* **Brief**:
What is needed here is every line of the records that includes "JSON".

(Data records for software interfaces)
++++

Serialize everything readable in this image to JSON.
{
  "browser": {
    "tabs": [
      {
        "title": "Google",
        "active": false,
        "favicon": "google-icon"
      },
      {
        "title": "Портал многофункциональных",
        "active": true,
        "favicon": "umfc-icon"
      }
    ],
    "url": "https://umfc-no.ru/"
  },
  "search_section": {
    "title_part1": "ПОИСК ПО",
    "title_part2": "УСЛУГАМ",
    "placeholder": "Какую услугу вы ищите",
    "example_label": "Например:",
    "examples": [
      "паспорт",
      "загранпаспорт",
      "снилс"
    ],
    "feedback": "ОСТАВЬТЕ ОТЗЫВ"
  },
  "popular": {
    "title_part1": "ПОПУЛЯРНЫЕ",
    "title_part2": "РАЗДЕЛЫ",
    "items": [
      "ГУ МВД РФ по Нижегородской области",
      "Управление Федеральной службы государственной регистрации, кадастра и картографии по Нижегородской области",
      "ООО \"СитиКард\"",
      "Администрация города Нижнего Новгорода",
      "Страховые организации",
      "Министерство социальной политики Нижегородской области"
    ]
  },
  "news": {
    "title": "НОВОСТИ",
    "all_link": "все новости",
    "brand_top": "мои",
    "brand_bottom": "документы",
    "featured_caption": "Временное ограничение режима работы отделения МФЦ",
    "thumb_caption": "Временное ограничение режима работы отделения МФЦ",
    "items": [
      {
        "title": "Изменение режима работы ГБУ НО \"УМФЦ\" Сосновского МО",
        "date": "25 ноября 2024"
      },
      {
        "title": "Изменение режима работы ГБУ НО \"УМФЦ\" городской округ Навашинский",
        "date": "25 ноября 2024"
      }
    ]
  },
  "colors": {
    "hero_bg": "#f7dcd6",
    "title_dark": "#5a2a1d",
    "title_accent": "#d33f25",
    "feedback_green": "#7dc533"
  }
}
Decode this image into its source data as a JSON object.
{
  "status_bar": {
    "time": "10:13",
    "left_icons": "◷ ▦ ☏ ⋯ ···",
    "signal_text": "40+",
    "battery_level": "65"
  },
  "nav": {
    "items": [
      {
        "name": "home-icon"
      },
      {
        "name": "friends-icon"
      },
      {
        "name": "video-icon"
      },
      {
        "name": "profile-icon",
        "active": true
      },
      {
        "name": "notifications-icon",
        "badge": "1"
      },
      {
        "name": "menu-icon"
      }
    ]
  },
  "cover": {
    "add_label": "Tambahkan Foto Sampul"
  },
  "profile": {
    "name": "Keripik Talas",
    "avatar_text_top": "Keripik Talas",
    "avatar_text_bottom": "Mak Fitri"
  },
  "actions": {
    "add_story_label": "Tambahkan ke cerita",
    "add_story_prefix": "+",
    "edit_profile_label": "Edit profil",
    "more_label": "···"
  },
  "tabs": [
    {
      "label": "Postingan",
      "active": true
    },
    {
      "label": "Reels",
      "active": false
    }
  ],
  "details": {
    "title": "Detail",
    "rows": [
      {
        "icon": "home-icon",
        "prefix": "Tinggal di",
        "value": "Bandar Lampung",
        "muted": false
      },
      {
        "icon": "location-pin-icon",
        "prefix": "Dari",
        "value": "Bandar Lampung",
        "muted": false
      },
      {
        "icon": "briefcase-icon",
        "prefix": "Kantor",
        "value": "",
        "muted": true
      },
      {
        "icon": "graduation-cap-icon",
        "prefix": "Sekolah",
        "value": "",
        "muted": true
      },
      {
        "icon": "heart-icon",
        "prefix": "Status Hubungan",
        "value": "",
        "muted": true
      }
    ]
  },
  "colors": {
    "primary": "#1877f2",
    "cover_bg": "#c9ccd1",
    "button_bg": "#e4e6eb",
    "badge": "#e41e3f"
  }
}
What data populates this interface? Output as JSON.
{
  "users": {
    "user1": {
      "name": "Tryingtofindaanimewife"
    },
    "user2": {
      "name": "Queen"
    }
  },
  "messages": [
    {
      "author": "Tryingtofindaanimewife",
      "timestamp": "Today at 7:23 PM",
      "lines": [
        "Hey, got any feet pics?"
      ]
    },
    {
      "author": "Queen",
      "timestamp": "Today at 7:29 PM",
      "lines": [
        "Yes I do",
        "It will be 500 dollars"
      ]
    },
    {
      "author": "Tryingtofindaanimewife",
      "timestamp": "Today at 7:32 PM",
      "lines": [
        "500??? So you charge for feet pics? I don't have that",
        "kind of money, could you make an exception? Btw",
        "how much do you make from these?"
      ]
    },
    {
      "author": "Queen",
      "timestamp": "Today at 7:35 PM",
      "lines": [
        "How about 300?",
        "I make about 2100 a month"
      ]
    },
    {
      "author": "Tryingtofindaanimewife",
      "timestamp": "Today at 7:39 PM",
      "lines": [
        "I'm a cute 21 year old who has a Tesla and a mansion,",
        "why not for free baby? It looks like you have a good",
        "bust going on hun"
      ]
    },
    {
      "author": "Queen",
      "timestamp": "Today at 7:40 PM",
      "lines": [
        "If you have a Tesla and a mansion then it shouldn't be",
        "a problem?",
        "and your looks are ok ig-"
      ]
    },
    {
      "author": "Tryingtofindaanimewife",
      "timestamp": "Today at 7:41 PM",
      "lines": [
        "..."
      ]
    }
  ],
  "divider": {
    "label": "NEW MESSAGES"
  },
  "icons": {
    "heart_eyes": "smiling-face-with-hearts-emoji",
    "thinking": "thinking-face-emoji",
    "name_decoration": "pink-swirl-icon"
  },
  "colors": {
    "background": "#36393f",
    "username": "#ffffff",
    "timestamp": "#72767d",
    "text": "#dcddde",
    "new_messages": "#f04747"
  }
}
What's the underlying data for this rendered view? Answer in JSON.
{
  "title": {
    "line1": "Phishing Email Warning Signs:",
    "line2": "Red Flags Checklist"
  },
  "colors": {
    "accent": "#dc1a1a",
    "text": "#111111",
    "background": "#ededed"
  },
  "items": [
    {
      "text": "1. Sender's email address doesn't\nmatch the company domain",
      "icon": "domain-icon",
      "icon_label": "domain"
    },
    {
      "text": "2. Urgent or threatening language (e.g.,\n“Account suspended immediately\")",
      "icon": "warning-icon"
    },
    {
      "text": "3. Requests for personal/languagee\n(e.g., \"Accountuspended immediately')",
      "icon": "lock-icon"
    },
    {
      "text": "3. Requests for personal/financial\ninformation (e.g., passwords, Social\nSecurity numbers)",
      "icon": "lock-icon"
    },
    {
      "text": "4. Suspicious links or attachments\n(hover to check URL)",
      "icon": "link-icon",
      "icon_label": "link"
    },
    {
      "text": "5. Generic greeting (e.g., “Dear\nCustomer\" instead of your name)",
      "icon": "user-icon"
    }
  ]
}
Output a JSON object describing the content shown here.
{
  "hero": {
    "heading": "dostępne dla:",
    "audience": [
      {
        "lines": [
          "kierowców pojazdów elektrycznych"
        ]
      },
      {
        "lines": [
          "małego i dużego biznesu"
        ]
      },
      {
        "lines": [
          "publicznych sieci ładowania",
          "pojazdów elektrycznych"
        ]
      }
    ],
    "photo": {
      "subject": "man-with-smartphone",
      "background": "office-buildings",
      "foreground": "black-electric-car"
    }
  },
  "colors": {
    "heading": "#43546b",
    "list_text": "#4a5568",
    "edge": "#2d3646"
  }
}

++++

* **Answer to this task**:
Serialize everything readable in this image to JSON.
Decode this image into its source data as a JSON object.
What data populates this interface? Output as JSON.
What's the underlying data for this rendered view? Answer in JSON.
Output a JSON object describing the content shown here.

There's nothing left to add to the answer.